By Media Reform Coalition / Monday February 13, 2012 Read More
The arrests at the Sun underline the need to be aware that an over-powerful, concentrated media presence is a disaster for democracy and the rule of law. It proves what many campaigners have long held to be the case: that a concentrated mass media serves shareholder interest more than the public interest and that legislative barriers to concentration must be put in place in spite of the apparent business imperative to do otherwise. If News International pulls out of the UK it will massively decrease the number of journalism jobs in the UK and that, in itself, is a threat to news plurality.

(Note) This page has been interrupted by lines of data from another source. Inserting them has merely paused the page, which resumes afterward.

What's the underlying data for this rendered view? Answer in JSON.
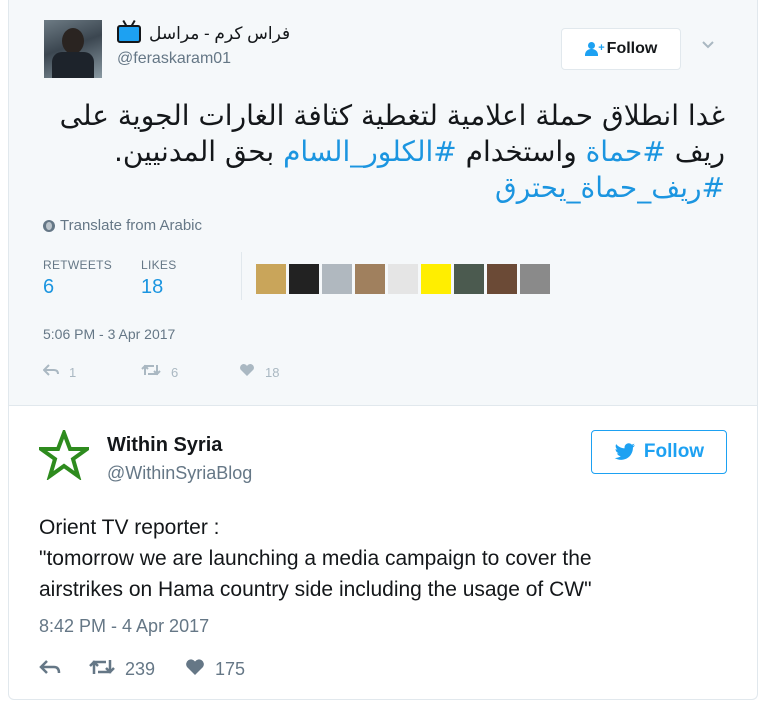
{
  "quoted_tweet": {
    "author_name": "فراس كرم - مراسل",
    "author_handle": "@feraskaram01",
    "follow_label": "Follow",
    "text_part1": "غدا انطلاق حملة اعلامية لتغطية كثافة الغارات الجوية على ريف ",
    "hashtag1": "#حماة",
    "text_part2": " واستخدام ",
    "hashtag2": "#الكلور_السام",
    "text_part3": " بحق المدنيين.",
    "hashtag3": "#ريف_حماة_يحترق",
    "translate_label": "Translate from Arabic",
    "retweets_label": "RETWEETS",
    "retweets_count": "6",
    "likes_label": "LIKES",
    "likes_count": "18",
    "timestamp": "5:06 PM - 3 Apr 2017",
    "reply_count": "1",
    "retweet_action_count": "6",
    "like_action_count": "18",
    "liker_avatar_colors": [
      "#c9a55a",
      "#222222",
      "#b0b8bf",
      "#a0805e",
      "#e5e5e5",
      "#ffee00",
      "#4b5a4f",
      "#6b4a36",
      "#8a8a8a"
    ]
  },
  "main_tweet": {
    "author_name": "Within Syria",
    "author_handle": "@WithinSyriaBlog",
    "follow_label": "Follow",
    "line1": "Orient TV reporter :",
    "line2": "\"tomorrow we are launching a media campaign to cover the",
    "line3": "airstrikes on Hama country side including the usage of CW\"",
    "timestamp": "8:42 PM - 4 Apr 2017",
    "retweet_count": "239",
    "like_count": "175"
  },
  "colors": {
    "twitter_blue": "#1da1f2",
    "link_blue": "#1b95e0",
    "star_green": "#2e8b1e",
    "muted_gray": "#657786"
  }
}
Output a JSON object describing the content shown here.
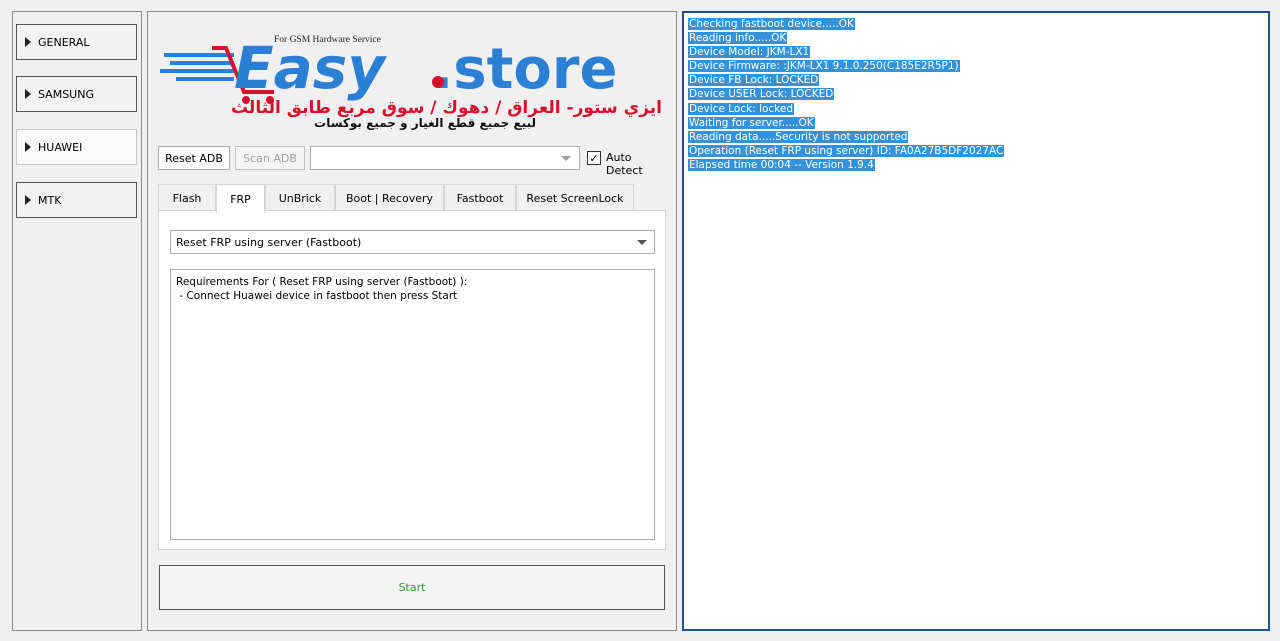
{
  "sidebar": {
    "items": [
      {
        "label": "GENERAL"
      },
      {
        "label": "SAMSUNG"
      },
      {
        "label": "HUAWEI"
      },
      {
        "label": "MTK"
      }
    ]
  },
  "logo": {
    "tagline": "For GSM Hardware Service",
    "brand_left": "Easy",
    "brand_right": ".store",
    "arabic_line1": "ايزي ستور- العراق / دهوك / سوق مربع طابق الثالث",
    "arabic_line2": "لبيع جميع قطع الغيار و جميع بوكسات"
  },
  "toolbar": {
    "reset_adb": "Reset ADB",
    "scan_adb": "Scan ADB",
    "device_combo_value": "",
    "auto_detect_label": "Auto Detect",
    "auto_detect_checked": "✓"
  },
  "tabs": [
    {
      "label": "Flash"
    },
    {
      "label": "FRP"
    },
    {
      "label": "UnBrick"
    },
    {
      "label": "Boot | Recovery"
    },
    {
      "label": "Fastboot"
    },
    {
      "label": "Reset ScreenLock"
    }
  ],
  "frp": {
    "operation_selected": "Reset FRP using server (Fastboot)",
    "requirements": "Requirements For ( Reset FRP using server (Fastboot) ):\n - Connect Huawei device in fastboot then press Start"
  },
  "start_label": "Start",
  "log": [
    "Checking fastboot device.....OK",
    "Reading info.....OK",
    "Device Model: JKM-LX1",
    "Device Firmware: :JKM-LX1 9.1.0.250(C185E2R5P1)",
    "Device FB Lock: LOCKED",
    "Device USER Lock: LOCKED",
    "Device Lock: locked",
    "Waiting for server.....OK",
    "Reading data.....Security is not supported",
    "Operation (Reset FRP using server) ID: FA0A27B5DF2027AC",
    "Elapsed time 00:04 -- Version 1.9.4"
  ],
  "colors": {
    "brand_blue": "#2b7fd4",
    "brand_red": "#d8102d",
    "start_green": "#2e9d2e",
    "log_highlight": "#3292db"
  }
}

News Corp has a responsibility to invest in news and not to shut down titles and undermine jobs. However, no single organisation should have been allowed to gather so much power over something as vital as the delivery of news. The Government must urgently consider the need to maintain a plural news media in the face of increasing pressures on the business models of the press (online and off line).  This might require subsidising news journalism (at least in the short term) while long-term solutions are addressed about the future shape of news. Professor James Curran, chair of Media Reform, a new organisation established to coordinate civil society responses to the Leveson Enquiry and the Communications review, said today: “A high degree of media concentration has limited media pluralism and deterred reform of the press by cowed politicians. This has perpetuated a culture of impunity in which press self-regulation has clearly failed, and a cowboy spirit has prevailed that has given rise to the illegal hacking of voicemails and the alleged bribing of public officials. If we are to tackle these problems and come up with effective solutions, we have to change the basis on which the media are organised, regulated and funded.” The Coordinating Committee for Media Reform proposals include:
  • A public interest test for companies that secure a 15% share or more of any media market

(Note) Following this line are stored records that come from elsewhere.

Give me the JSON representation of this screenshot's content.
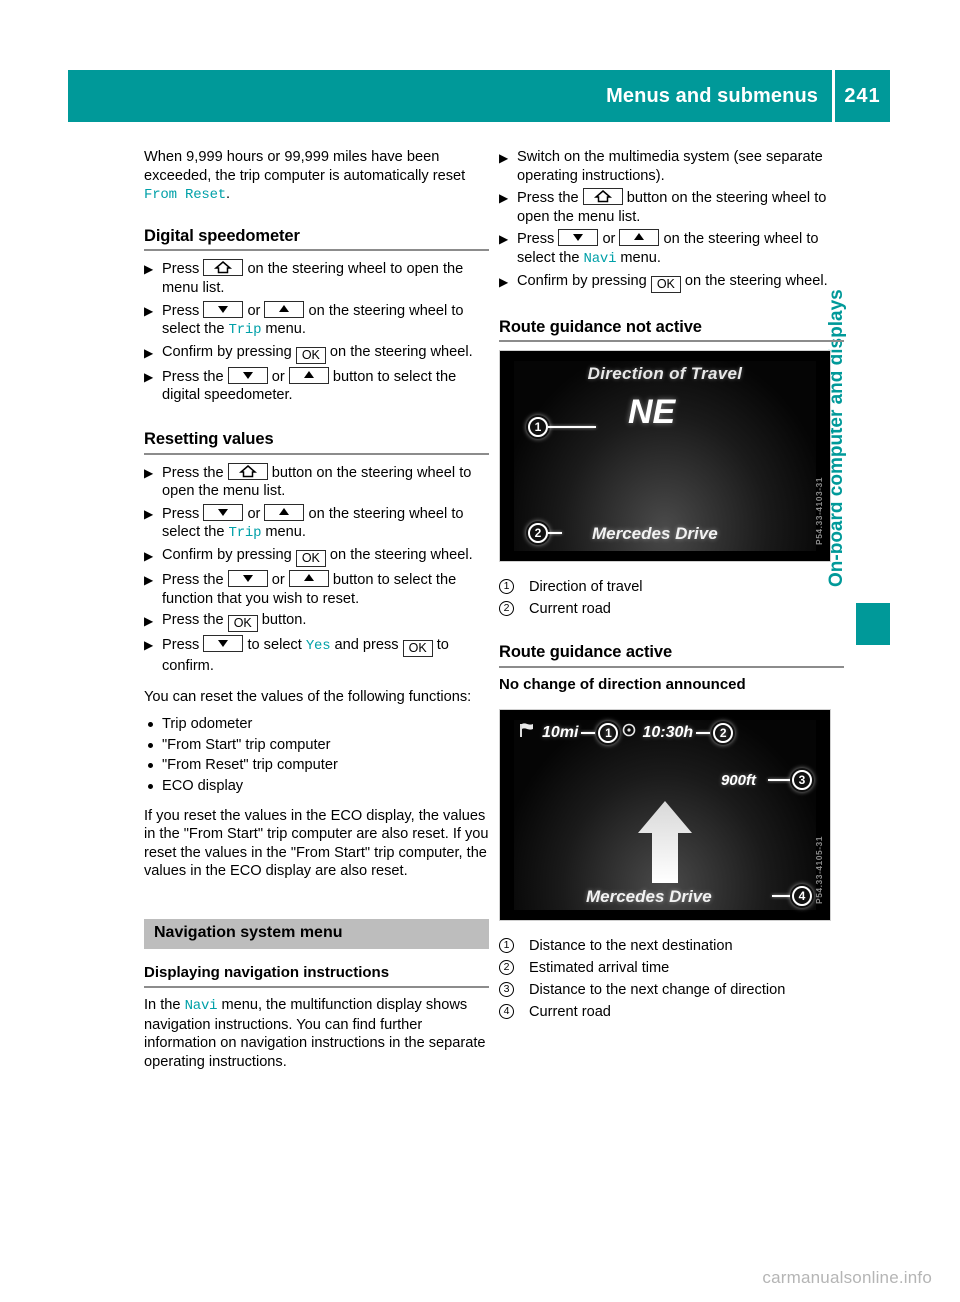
{
  "header": {
    "title": "Menus and submenus",
    "page_number": "241"
  },
  "side_tab": {
    "label": "On-board computer and displays",
    "color": "#009999"
  },
  "watermark": "carmanualsonline.info",
  "left_column": {
    "intro_paragraph": {
      "before": "When 9,999 hours or 99,999 miles have been exceeded, the trip computer is automatically reset ",
      "term": "From Reset",
      "after": "."
    },
    "digital_speedometer": {
      "heading": "Digital speedometer",
      "steps": [
        {
          "a": "Press",
          "key": "home",
          "b": "on the steering wheel to open the menu list."
        },
        {
          "a": "Press",
          "key": "down",
          "mid": "or",
          "key2": "up",
          "b": "on the steering wheel to select the ",
          "term": "Trip",
          "c": " menu."
        },
        {
          "a": "Confirm by pressing",
          "key": "ok",
          "b": "on the steering wheel."
        },
        {
          "a": "Press the",
          "key": "down",
          "mid": "or",
          "key2": "up",
          "b": "button to select the digital speedometer."
        }
      ]
    },
    "resetting_values": {
      "heading": "Resetting values",
      "steps": [
        {
          "a": "Press the",
          "key": "home",
          "b": "button on the steering wheel to open the menu list."
        },
        {
          "a": "Press",
          "key": "down",
          "mid": "or",
          "key2": "up",
          "b": "on the steering wheel to select the ",
          "term": "Trip",
          "c": " menu."
        },
        {
          "a": "Confirm by pressing",
          "key": "ok",
          "b": "on the steering wheel."
        },
        {
          "a": "Press the",
          "key": "down",
          "mid": "or",
          "key2": "up",
          "b": "button to select the function that you wish to reset."
        },
        {
          "a": "Press the",
          "key": "ok",
          "b": "button."
        },
        {
          "a": "Press",
          "key": "down",
          "b": "to select ",
          "term": "Yes",
          "c": " and press ",
          "key2": "ok",
          "d": " to confirm."
        }
      ],
      "list_intro": "You can reset the values of the following functions:",
      "items": [
        "Trip odometer",
        "\"From Start\" trip computer",
        "\"From Reset\" trip computer",
        "ECO display"
      ],
      "closing_paragraph": "If you reset the values in the ECO display, the values in the \"From Start\" trip computer are also reset. If you reset the values in the \"From Start\" trip computer, the values in the ECO display are also reset."
    },
    "navigation_system_menu": {
      "bar_title": "Navigation system menu",
      "subheading": "Displaying navigation instructions",
      "paragraph": {
        "before": "In the ",
        "term": "Navi",
        "after": " menu, the multifunction display shows navigation instructions. You can find further information on navigation instructions in the separate operating instructions."
      }
    }
  },
  "right_column": {
    "steps": [
      {
        "a": "Switch on the multimedia system (see separate operating instructions)."
      },
      {
        "a": "Press the",
        "key": "home",
        "b": "button on the steering wheel to open the menu list."
      },
      {
        "a": "Press",
        "key": "down",
        "mid": "or",
        "key2": "up",
        "b": "on the steering wheel to select the ",
        "term": "Navi",
        "c": " menu."
      },
      {
        "a": "Confirm by pressing",
        "key": "ok",
        "b": "on the steering wheel."
      }
    ],
    "route_not_active": {
      "heading": "Route guidance not active",
      "display": {
        "title": "Direction of Travel",
        "direction": "NE",
        "road": "Mercedes Drive",
        "marker_1": "1",
        "marker_2": "2",
        "code": "P54.33-4103-31"
      },
      "legend": [
        {
          "num": "1",
          "text": "Direction of travel"
        },
        {
          "num": "2",
          "text": "Current road"
        }
      ]
    },
    "route_active": {
      "heading": "Route guidance active",
      "subheading": "No change of direction announced",
      "display": {
        "distance_destination": "10mi",
        "arrival_time": "10:30h",
        "distance_next_turn": "900ft",
        "road": "Mercedes Drive",
        "marker_1": "1",
        "marker_2": "2",
        "marker_3": "3",
        "marker_4": "4",
        "code": "P54.33-4105-31"
      },
      "legend": [
        {
          "num": "1",
          "text": "Distance to the next destination"
        },
        {
          "num": "2",
          "text": "Estimated arrival time"
        },
        {
          "num": "3",
          "text": "Distance to the next change of direction"
        },
        {
          "num": "4",
          "text": "Current road"
        }
      ]
    }
  }
}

  • Stronger cross-ownership rules and clear upper ceilings on the share across media markets
  • A statutory right of reply
  • A new News Publishing Commission composed of members of the public, ordinary working journalists and editors to promote press freedom and foster responsible behaviour
  • More robust systems of transparency governing the interaction between the news media and their sources
  • The introduction of levies on turnover of profitable communications companies and tax incentives to help sustain new and existing public-service oriented news projects.             
Partner organisations include Campaign for Press and Broadcasting Freedom, Community Media Association, MediaWise, Cooperatives UK, MeccSSA Policy Group, Red Pepper, Open Society Foundations and Bureau of Investigative Journalism. For more information or for interviews with Media Reform or any of our partners please email